Here, these wavetable oscillators are paired with a 24dB / Oct low-pass analog VCF, with analog resonance and saturation. It also contains a true analog stereo VCA with pan option.
Honorable mention: If M’s Â£ 1,800 price tag is a bit steep for you, Arturia’s new Ensoniq-inspired SQ80 V is set up to capture a similar vibe, analog and digital, albeit in software form.
Most creative use of a panna cotta – Playtronica
Superbooth is never short of eccentric products, but an innovative electronics brand Playtronica stood out this year. Blurring the lines between education, accessibility and musical creation, Playtronica specializes in control devices designed for unusual and intuitive interaction. The next Orbit, a turntable-like device designed to sequence music by moving colorful markers around a turntable.
Equally eye-catching is Playtron – an alligator clip-based system that allows assorted conductive objects to be used as control surfaces. Demo videos show that it is used with various fruits and vegetables. The Superbooth stand had Playtron connected to a pair of jelly-like mounds resembling classic Italian desserts (they were actually made from soap, we think). Perfect for all your wobbly modulation needs.
Best Controller – Intech Studio
There’s no shortage of âmodularâ things at Superbooth, but Intech’s controller system is a little different. The design reminds us of the (latest) Blocks range from ROLI – an assortment of square units that clip magnetically to form a larger control surface. However, where Blocks used silicon surfaces, Intech Studio focuses on proper touch controls.
The current range has four options, sport banks of two-way buttons, endless rotary knobs, click buttons or channel strips equipped with faders. Each is equipped with a USB C connection, and it is possible to chain multiple units from a single connection by snapping them together.
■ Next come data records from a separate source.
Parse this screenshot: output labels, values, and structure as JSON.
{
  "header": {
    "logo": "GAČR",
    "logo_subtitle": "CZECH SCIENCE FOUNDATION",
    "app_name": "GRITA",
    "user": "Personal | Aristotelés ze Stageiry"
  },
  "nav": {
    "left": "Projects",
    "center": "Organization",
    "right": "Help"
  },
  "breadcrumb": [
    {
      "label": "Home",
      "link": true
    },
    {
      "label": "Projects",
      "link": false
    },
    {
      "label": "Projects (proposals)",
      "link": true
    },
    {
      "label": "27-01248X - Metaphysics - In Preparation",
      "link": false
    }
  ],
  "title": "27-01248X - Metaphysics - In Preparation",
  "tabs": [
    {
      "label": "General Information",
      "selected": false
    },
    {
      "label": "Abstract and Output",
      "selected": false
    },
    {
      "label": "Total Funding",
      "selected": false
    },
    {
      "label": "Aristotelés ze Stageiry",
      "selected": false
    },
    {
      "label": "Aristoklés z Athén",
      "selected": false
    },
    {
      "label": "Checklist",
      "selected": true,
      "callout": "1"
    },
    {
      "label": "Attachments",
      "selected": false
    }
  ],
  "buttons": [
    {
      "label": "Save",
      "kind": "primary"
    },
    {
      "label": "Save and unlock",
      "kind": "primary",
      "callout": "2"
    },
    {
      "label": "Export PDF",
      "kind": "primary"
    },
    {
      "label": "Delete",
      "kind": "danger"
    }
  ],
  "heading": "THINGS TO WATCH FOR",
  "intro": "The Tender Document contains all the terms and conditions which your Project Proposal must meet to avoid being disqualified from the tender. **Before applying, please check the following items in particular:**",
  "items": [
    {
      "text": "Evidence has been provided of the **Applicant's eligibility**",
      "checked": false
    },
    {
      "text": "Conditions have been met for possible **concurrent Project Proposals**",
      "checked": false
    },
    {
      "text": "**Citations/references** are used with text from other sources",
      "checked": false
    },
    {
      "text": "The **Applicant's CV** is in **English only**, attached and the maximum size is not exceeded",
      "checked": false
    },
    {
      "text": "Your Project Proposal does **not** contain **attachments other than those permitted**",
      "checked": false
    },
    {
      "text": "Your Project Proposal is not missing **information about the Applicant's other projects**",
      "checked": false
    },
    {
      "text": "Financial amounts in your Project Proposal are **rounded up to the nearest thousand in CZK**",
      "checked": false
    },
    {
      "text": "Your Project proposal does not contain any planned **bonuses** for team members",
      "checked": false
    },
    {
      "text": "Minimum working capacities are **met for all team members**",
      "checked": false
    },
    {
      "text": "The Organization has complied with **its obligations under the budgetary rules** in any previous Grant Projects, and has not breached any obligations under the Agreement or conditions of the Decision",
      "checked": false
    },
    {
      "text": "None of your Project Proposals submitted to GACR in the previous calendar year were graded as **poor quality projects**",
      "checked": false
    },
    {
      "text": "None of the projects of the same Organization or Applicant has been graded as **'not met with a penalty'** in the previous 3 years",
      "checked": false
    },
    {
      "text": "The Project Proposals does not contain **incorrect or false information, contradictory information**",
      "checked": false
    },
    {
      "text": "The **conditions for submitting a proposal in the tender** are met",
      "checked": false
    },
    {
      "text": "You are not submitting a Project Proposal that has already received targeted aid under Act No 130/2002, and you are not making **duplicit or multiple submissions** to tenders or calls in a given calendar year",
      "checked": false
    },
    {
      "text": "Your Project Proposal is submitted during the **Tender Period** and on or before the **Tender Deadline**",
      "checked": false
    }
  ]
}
Modules are class compliant and ready for MIDI mapping. The system also comes with its own Grid Editor app, for advanced configuration and visual customization of the units’ colored LEDs.
Outstanding Contribution to the Signage Award – Superbooth Banner
As any true enthusiast knows, the real hero of Superbooth is the long-standing, heavily-modified banner that hangs above the entrance to the show. Originally launched in 2018, we last saw our old friend as he greeted us at Superbooth ’19, crudely updated through the use of duct tape.
Despite concerns that the pandemic may have forced him to retire, it was reassuring to be greeted by a familiar face at this year’s show – a little more professionally updated now, but still showing his roots. through the barely visible outline of an “18”. Congratulations to the organizers of the Superbooth SchneidersLaden for their commitment to recycling.